- Protect nature and the environment for the benefit of community health and well-being
- Providing new opportunities for people to learn and develop
- Assisting local projects which bring communities together, virtually or physically – when safe to do so
- Supporting the upkeep of local neighbourhood centres and facilities to keep communities strong
Grants of up to £5k – for more information go to the website. You will need to check that you fall into the Bournemouth Water area (NB. Most of the Dorset Council area is in Wessex Water’s patch).
Money Saving Expert: the MSE Charity gives grants to not for profit organisations that deliver activities which make a lasting impact on how people think, behave and manage their money. The February 2021 round is targeting and supporting the younger generation (under 25) who in the current difficult economic climate need support to develop and learn personal financial life skills.
All applications must demonstrate how the project they are seeking funding for has a lasting impact on the people taking part.
The maximum grant is £7,500. The applications most likely to be successful are those that ask for funding for a specific activity cost rather than a general contribution to running costs or a much larger project.
This round closes 26 February OR when they have received 40 applications, so you may need to act fast!! Follow this link.
BBC Children in Need: The Main (over £10,000 per year) and Small Grants (up to £10,000 per year) Programmes are currently open for applications and are for not-for-profit organisations applying for grants of up to three years.

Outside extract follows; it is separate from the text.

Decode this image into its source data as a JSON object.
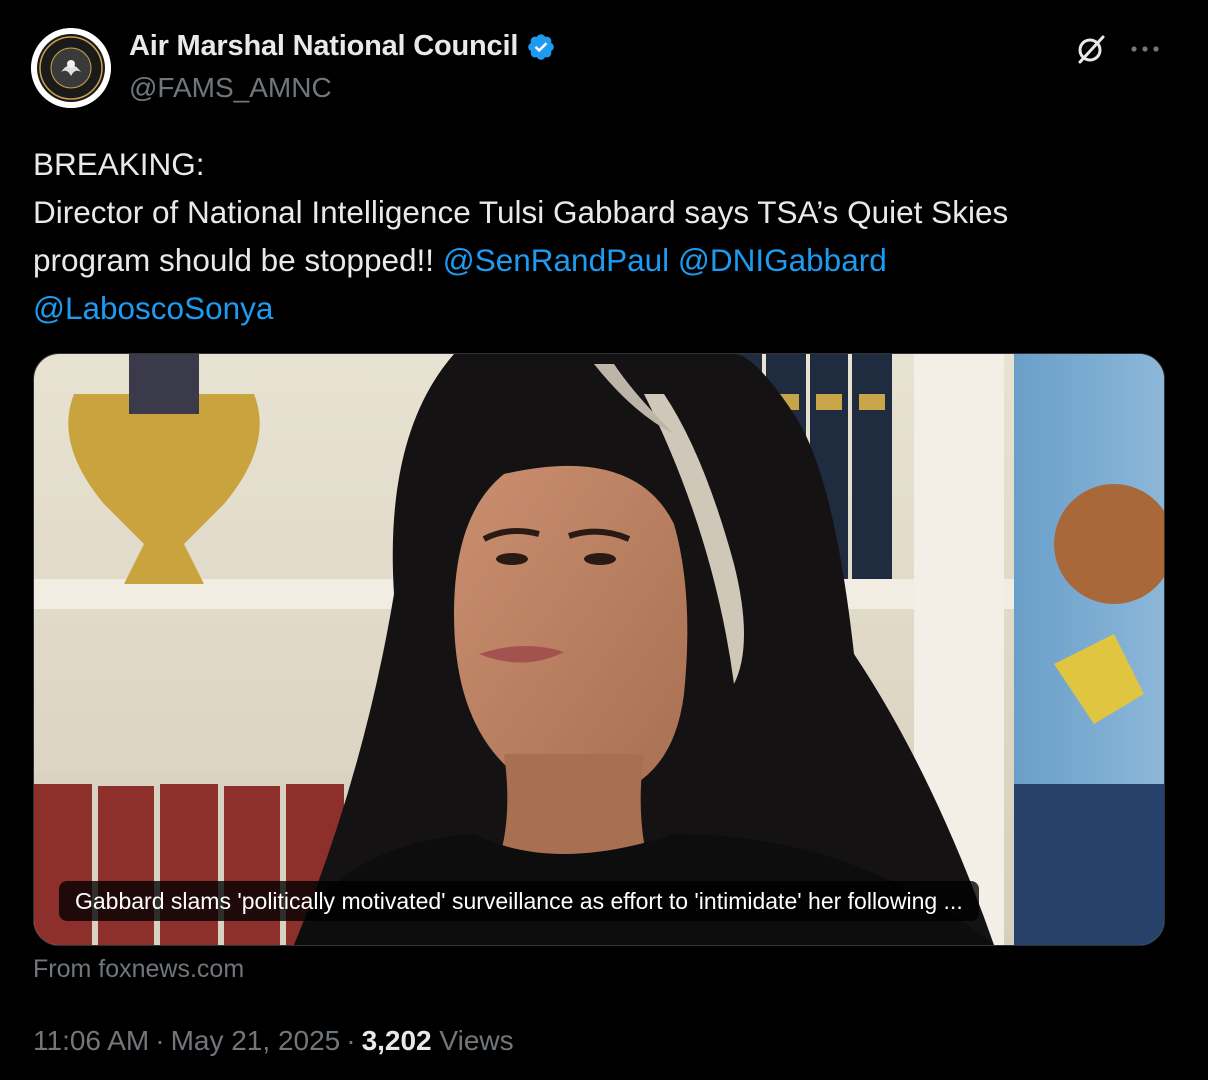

Grants are aimed at children and young people aged 18 years and under experiencing disadvantage through:
1. Illness, distress, abuse or neglect
2. Any kind of disability
3. Behavioural or psychological difficulties
4. Living in poverty or situations of deprivation
Noel Buxton Trust: This Trust is focusing on families on the issue of domestic abuse. Trustees will consider projects that work with survivors and/or perpetrators of domestic abuse. They will consider applications for recurrent funding over several years and for “core” running costs, but not for work in women’s or men’s refuges. They prefer to fund smaller grass roots organisations, and grants are up to to £5k per year for 3 years. Read more here. [Editors note: Noel Buxton was my husband’s great-uncle!]